A really accessible,  in-depth and entertaining look at the way the film industry – on every level – is making the transition from film-based technology to digital. This documentary contains interviews with many of the major players in the film industry and gives voice to a wide range of viewpoints. It challenged and possibly even changed several of my opinions.

Maniac

A film shot in the first-person about a serial killer who scalps his victims after killing them gets points alone for audacity. This is a slickly made cinematic nasty that I really enjoyed being shocked and disturbed by. There is also some really impressive filmmaking on display, used to mimic the fractured way the delusional and deranged protagonist views the world.

Alois Nebel

The stunning black and white rotoscoping in this Czech animation perfectly complements the dark and sombre story about a loner train dispatcher whose experiences during World War II come back to haunt him. There is a remarkable sense of stillness in this film, which gives it a beautiful meditative quality.

Gainsbourg by Gainsbourg: An Intimate Self Portrait

Like its subject Serge Gainsbourg, this is a rambling film that is sometimes infuriating, something baffling, self-important, self-deprecating, all over the place and constantly fascinating. The combination of archival footage and audio recorded by Gainsbourg provides an impressionist portrait of the man, told out of chronological sequence and far more illuminating than the biopic about him that came out in 2010.

100 Bloody Acres

This horror/comedy is a tremendous amount of fun.

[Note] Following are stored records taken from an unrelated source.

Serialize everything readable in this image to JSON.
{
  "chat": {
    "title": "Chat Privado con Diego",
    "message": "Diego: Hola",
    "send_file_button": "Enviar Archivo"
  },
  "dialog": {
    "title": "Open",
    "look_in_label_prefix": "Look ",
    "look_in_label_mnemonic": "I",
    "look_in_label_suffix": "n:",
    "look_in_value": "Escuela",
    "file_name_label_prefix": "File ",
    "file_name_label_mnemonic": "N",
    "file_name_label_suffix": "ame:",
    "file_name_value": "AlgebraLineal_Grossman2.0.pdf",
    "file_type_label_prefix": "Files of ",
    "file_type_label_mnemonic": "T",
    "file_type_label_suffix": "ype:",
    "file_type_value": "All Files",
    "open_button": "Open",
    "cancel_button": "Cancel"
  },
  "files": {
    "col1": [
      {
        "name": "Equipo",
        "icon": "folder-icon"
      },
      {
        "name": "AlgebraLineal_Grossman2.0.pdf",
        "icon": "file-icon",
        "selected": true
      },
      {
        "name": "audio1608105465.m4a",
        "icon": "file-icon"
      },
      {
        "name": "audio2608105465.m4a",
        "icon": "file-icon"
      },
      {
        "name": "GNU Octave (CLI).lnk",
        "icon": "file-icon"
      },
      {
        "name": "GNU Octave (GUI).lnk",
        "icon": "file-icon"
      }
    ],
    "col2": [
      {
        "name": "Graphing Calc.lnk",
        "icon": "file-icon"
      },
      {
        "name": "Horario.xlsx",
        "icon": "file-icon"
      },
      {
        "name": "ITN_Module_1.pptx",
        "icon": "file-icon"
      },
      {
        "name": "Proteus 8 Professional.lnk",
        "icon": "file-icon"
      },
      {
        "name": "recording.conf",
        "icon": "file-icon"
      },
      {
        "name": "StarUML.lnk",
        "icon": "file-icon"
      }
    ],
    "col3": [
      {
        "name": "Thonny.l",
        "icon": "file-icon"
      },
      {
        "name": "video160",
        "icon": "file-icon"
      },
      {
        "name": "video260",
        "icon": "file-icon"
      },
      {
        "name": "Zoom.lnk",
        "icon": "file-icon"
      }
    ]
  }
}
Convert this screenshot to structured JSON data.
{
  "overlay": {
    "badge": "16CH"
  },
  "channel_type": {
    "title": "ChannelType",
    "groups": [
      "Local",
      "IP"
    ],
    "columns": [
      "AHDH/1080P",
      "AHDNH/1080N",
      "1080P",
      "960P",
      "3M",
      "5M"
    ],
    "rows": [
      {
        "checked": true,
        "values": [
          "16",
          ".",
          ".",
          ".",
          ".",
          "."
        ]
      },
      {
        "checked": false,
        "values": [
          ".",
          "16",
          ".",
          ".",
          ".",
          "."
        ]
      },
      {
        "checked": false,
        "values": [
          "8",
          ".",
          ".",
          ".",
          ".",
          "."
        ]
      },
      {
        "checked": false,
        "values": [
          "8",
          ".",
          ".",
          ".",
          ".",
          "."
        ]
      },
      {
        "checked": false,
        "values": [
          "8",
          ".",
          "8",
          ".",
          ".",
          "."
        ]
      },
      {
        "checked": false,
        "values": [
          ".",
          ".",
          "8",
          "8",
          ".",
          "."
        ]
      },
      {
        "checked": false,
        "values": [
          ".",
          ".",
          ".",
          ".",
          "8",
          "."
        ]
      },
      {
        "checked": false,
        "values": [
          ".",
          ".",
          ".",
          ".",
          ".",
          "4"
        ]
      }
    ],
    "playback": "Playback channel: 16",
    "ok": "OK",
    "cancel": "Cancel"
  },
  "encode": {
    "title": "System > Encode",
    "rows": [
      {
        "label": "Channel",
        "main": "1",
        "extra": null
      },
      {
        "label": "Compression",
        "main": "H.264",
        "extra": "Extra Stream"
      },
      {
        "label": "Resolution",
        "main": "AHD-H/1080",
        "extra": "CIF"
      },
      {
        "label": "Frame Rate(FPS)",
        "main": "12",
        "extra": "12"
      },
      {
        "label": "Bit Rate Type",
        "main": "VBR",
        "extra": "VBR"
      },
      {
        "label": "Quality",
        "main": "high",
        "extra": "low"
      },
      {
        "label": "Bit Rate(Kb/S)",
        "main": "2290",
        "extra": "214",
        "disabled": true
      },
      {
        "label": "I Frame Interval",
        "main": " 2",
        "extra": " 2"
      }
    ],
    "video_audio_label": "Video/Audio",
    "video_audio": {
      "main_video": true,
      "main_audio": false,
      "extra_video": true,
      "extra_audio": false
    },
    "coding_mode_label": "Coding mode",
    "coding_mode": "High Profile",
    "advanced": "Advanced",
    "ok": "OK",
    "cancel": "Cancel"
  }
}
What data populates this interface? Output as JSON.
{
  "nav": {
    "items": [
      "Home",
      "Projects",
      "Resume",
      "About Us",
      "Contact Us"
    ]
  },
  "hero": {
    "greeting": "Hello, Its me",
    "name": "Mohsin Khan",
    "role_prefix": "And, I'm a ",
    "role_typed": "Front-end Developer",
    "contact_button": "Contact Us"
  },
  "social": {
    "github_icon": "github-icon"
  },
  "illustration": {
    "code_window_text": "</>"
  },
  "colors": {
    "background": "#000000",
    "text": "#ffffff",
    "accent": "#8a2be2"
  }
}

As the two brothers with a creative solution to making fertiliser, Angus Sampson is wonderfully wicked while Damon Herriman is hilariously endearing.

Have a great MIFF everybody!

Thomas Caldwell
MIFF Shorts & Next Gen Coordinator